[Records excerpted from a collection]
*** Block opens ***

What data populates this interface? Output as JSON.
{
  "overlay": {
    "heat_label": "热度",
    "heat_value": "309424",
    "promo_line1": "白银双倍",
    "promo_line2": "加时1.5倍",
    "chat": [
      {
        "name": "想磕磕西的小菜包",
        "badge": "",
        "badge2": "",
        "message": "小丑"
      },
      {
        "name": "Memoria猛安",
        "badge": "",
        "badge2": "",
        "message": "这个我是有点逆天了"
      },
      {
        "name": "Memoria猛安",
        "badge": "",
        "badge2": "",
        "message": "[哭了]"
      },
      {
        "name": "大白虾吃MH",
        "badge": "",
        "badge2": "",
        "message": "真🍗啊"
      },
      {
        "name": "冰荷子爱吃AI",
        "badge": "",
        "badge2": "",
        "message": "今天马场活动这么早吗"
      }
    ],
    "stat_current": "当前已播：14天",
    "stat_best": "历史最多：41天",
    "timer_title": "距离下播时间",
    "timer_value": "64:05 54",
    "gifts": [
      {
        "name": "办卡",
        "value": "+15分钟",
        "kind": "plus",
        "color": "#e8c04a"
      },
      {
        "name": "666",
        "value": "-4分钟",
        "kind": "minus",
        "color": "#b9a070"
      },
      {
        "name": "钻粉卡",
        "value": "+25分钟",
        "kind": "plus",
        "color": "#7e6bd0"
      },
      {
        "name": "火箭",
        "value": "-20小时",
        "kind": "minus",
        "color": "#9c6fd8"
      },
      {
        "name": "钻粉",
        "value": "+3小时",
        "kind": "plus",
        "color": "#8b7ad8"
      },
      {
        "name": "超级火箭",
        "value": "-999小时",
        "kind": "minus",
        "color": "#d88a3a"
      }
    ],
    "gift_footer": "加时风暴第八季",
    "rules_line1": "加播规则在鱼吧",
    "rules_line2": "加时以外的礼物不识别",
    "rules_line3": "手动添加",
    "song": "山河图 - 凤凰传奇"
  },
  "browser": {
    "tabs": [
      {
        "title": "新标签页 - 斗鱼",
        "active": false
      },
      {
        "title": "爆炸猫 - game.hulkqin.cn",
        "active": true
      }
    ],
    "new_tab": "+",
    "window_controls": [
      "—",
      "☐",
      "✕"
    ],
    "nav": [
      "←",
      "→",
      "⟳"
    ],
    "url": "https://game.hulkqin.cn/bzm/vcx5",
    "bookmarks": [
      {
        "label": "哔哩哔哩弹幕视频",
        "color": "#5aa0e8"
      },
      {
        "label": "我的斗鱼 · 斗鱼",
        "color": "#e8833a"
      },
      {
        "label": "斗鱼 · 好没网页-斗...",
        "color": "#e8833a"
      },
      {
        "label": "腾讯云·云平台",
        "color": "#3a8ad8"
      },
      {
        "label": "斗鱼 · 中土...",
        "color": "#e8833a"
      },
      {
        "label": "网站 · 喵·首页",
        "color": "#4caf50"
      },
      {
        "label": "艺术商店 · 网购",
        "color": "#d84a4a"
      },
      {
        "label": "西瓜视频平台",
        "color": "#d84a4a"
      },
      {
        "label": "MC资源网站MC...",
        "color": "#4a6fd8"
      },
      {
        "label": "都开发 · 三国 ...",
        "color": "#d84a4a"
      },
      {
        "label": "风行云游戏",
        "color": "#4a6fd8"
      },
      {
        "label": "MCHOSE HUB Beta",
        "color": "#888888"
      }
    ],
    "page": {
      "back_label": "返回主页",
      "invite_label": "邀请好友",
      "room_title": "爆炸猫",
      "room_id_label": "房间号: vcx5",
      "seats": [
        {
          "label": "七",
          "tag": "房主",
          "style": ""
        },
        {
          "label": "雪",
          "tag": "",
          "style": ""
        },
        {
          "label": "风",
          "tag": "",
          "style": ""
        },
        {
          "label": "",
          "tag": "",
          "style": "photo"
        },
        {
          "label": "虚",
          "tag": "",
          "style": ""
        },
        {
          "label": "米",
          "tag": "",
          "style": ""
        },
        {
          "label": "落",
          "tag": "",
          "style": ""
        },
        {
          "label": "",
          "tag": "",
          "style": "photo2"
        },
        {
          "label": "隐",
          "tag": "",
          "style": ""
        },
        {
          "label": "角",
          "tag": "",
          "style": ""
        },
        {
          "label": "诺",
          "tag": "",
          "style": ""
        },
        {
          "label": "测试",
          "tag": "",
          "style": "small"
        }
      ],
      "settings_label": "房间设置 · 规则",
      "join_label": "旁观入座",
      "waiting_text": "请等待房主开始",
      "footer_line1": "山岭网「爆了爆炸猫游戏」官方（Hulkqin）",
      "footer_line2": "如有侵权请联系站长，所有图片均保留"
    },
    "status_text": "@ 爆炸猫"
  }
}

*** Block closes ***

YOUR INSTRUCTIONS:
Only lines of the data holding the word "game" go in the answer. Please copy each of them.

ANSWER:
        "title": "爆炸猫 - game.hulkqin.cn",
    "url": "https://game.hulkqin.cn/bzm/vcx5",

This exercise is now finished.